It is in this spirit of justice towards all human beings, which is so central within Islamic law and which was embodied in the prophetic model, upon which Islamic Relief Worldwide strives to operate.
Poor reproductive health is a major concern in the developing world, including in all of the countries in which Islamic Relief Worldwide operates. More than one thousand women per day die unnecessarily from pregnancy and childbirth related health issues and nearly all of these are in the developing world. This means that annually, more than half a million women die as a result of pregnancy or childbirth complications.
Higher mortality rates among women, infants and children are strongly associated with the risk factors of giving birth when a woman is too young or too old, birth spacing is too close, there are multiple births, or a woman has a pre-existing health condition.
Islamic Relief Worldwide is committed to improving reproductive health in our operational countries, through which we contribute towards achieving the Millennium Development Goals. This requires better antenatal, delivery, postnatal and newborn care; providing services for family planning; eliminating unsafe abortion; combating Aids, STIs and harmful practices; and promoting sexual health education
Islamic Relief, as an international humanitarian and development organisation, is well-positioned to make a significant contribution in the area of gender justice, which is exemplified through its unique combination of faith-based approach and access to communities, particularly to affected parts of the Muslim world.
Our development work in gender justice focuses on poverty eradication; humanitarian aid; emergency relief; fragility; conflict; education; healthcare; access to infrastructure, financial services, markets and business-enabling environments; water supply and sanitation; transport, mobility, migration and freedom of movement; and access to information and communication technologies.
Further, through our faith-inspired policy work, we are able to tackle challenging issues within Muslim societies, which impact long-term development goals, such as marriage and family life; empowerment; and reproductive and sexual health. We are also committed to tackling issues around climate change, which greatly impacts women and girls as a consequence of climate related disasters in the long-term, through, for example, our Disaster Risk Reduction (DRR) programmes.
Islamic Relief is further committed to the United Nations Millennium Development Goals (MDGs) pertaining to gender, which impacts four of the UN’s eight MDGs: Goal 3: promoting gender equality and empowering women; Goal 4: reducing child mortality; Goal 5: improving maternal health; and Goal 6: combating HIV/AIDS, malaria and other diseases.
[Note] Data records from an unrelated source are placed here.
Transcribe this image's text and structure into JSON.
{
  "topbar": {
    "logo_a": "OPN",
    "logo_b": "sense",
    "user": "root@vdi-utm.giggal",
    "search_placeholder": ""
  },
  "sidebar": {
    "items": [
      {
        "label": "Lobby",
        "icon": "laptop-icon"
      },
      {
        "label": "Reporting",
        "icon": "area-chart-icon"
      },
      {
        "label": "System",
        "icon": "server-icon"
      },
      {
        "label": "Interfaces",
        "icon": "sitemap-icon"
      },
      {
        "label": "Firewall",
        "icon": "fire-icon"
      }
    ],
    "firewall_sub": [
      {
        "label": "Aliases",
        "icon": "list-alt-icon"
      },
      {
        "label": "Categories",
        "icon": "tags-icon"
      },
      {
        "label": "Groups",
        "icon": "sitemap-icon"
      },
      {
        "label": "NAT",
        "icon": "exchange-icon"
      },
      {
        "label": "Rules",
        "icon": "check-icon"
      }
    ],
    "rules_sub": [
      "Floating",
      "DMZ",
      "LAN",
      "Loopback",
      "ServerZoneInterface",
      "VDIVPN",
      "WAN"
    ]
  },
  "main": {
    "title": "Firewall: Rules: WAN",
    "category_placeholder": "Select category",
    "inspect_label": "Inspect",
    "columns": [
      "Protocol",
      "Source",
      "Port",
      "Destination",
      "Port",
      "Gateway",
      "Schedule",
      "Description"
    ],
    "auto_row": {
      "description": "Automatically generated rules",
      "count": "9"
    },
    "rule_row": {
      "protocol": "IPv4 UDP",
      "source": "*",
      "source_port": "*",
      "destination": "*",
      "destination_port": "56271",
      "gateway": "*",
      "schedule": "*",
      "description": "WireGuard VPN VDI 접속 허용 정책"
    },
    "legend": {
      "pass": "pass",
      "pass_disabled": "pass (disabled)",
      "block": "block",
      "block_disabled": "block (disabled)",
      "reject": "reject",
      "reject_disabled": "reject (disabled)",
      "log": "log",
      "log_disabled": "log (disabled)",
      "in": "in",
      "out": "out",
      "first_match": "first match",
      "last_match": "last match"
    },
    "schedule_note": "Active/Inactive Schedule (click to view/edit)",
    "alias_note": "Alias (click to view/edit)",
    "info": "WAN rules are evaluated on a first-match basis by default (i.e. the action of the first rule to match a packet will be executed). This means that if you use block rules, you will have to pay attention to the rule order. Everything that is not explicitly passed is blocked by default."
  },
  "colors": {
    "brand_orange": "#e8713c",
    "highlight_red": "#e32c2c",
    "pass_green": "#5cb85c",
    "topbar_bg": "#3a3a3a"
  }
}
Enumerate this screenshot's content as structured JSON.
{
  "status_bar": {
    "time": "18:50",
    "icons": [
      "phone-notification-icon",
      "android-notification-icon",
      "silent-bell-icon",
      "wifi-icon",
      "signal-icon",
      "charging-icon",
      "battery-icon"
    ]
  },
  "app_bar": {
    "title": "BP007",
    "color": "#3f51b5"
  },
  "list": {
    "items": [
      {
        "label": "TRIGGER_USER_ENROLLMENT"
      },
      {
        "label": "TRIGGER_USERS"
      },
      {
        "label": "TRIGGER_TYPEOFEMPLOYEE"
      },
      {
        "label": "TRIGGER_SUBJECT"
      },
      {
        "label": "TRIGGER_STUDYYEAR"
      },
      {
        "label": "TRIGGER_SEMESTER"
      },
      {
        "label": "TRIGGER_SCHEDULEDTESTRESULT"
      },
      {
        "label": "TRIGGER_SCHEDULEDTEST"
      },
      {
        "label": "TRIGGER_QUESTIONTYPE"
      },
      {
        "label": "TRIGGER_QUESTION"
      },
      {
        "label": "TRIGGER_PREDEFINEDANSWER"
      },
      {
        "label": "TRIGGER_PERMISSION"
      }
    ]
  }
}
Islamic relief is also proactively engaged in discourse on the post-2015 agenda, advocating for more action, fairer treatment, better access to services and the eradication of harm to women and girls in the developing world.